The corresponding shear transformation rate, or plastic shear strain rate, is given by:
Here [Mathematical Expression Omitted] is the viscoplastic strain rate; [Mathematical Expression Omitted] is the pre-exponential factor given by the product of the number density of shear transformation sites (D), the volume-averaged shear strain increment per transformation (2[[Gamma].
Another shortcoming of the model was that it did not account for the thermoreversible nature of the shear transformation and was, therefore, not capable of predicting nonmonotonic loading or strain recovery in the unloaded state.
We take the distribution in material state to be directly related to the distribution in, for example, local free volume, local energy barrier to deformation, or associated shear transformation sites where we consider high local free volume to correspond to low activation barrier and therefore greater probability of a local shear transformation event.
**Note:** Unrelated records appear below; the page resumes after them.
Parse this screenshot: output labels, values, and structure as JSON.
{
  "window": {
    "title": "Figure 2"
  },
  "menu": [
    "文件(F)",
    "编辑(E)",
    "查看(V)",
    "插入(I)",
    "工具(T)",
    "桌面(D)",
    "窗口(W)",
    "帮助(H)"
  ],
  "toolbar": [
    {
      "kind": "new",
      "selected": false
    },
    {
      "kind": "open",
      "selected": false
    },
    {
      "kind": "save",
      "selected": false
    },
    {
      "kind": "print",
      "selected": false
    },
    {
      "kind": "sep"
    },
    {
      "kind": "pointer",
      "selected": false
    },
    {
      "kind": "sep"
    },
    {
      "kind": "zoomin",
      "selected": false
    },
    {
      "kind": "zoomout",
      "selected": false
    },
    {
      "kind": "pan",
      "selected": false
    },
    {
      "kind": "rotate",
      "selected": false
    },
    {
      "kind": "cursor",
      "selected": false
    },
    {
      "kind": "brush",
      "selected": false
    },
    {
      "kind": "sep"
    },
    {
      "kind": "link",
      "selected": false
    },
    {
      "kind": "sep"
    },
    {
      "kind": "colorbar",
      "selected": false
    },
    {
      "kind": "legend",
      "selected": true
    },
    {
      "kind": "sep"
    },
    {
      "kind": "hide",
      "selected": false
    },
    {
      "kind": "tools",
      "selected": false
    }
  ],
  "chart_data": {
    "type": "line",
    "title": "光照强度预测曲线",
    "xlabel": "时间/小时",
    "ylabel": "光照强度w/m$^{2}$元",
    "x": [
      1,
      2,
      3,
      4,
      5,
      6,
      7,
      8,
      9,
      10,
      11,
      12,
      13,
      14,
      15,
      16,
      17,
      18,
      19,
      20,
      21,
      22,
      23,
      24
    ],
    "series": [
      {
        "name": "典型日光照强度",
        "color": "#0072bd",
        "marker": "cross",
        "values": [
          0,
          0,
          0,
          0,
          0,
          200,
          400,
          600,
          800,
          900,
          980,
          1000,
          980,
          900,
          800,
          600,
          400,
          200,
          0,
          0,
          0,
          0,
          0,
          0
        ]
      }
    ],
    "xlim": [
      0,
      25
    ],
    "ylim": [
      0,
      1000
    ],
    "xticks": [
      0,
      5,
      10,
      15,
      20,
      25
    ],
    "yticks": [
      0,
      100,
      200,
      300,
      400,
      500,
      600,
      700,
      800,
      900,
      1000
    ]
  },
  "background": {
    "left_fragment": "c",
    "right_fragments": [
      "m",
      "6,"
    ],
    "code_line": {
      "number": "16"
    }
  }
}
denotes the probability distribution of available shear transformation events and f([[Gamma].
This state may be characterized in a number of (mechanistically and operationally) equivalent ways, such as a distribution of local free volume, a distribution of internal stress due to nonuniform polymer chain packing, or a distribution of activation energies for the thermalized, local inelastic shear transformations that occur in the glassy state.
Setting [Psi] = 1 means that the full material volume is available for shear transformations, at all times.
During the initial stages of deformation (of previously undeformed material), S will increase rapidly as energy is stored locally by inelastic shear transformations of spatially well separated sites.
where [Omega] is the effective frequency of inelastic shear transformations and [[Omega].